All of the entries must be duplicated exactly.

====

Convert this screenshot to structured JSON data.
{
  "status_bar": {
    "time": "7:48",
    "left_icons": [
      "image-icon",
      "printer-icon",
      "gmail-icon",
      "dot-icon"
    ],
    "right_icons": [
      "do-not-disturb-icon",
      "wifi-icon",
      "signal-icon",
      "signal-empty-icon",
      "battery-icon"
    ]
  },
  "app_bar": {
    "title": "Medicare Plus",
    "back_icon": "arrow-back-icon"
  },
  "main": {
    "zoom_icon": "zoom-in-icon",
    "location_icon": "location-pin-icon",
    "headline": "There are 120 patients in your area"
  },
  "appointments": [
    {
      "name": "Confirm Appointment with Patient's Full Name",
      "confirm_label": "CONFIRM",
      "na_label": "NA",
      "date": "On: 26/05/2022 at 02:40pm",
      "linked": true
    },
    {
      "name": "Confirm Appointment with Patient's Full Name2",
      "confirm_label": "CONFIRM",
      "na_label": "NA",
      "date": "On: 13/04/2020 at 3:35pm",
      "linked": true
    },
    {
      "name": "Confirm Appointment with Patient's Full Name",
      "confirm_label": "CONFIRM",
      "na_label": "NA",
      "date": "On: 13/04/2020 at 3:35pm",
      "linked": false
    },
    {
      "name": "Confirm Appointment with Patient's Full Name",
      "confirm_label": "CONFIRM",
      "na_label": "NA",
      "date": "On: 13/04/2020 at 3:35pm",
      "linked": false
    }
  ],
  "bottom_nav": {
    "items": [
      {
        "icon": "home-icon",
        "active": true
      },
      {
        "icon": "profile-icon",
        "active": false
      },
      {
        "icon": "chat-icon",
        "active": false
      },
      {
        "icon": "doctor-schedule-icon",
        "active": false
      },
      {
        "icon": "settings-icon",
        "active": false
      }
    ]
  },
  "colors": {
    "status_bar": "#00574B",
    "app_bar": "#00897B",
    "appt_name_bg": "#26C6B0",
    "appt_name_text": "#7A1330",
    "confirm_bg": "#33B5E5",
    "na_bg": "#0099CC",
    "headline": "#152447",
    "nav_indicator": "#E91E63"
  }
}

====

__TASK RESPONSE__.
Convert this screenshot to structured JSON data.
{
  "status_bar": {
    "time": "7:48",
    "left_icons": [
      "image-icon",
      "printer-icon",
      "gmail-icon",
      "dot-icon"
    ],
    "right_icons": [
      "do-not-disturb-icon",
      "wifi-icon",
      "signal-icon",
      "signal-empty-icon",
      "battery-icon"
    ]
  },
  "app_bar": {
    "title": "Medicare Plus",
    "back_icon": "arrow-back-icon"
  },
  "main": {
    "zoom_icon": "zoom-in-icon",
    "location_icon": "location-pin-icon",
    "headline": "There are 120 patients in your area"
  },
  "appointments": [
    {
      "name": "Confirm Appointment with Patient's Full Name",
      "confirm_label": "CONFIRM",
      "na_label": "NA",
      "date": "On: 26/05/2022 at 02:40pm",
      "linked": true
    },
    {
      "name": "Confirm Appointment with Patient's Full Name2",
      "confirm_label": "CONFIRM",
      "na_label": "NA",
      "date": "On: 13/04/2020 at 3:35pm",
      "linked": true
    },
    {
      "name": "Confirm Appointment with Patient's Full Name",
      "confirm_label": "CONFIRM",
      "na_label": "NA",
      "date": "On: 13/04/2020 at 3:35pm",
      "linked": false
    },
    {
      "name": "Confirm Appointment with Patient's Full Name",
      "confirm_label": "CONFIRM",
      "na_label": "NA",
      "date": "On: 13/04/2020 at 3:35pm",
      "linked": false
    }
  ],
  "bottom_nav": {
    "items": [
      {
        "icon": "home-icon",
        "active": true
      },
      {
        "icon": "profile-icon",
        "active": false
      },
      {
        "icon": "chat-icon",
        "active": false
      },
      {
        "icon": "doctor-schedule-icon",
        "active": false
      },
      {
        "icon": "settings-icon",
        "active": false
      }
    ]
  },
  "colors": {
    "status_bar": "#00574B",
    "app_bar": "#00897B",
    "appt_name_bg": "#26C6B0",
    "appt_name_text": "#7A1330",
    "confirm_bg": "#33B5E5",
    "na_bg": "#0099CC",
    "headline": "#152447",
    "nav_indicator": "#E91E63"
  }
}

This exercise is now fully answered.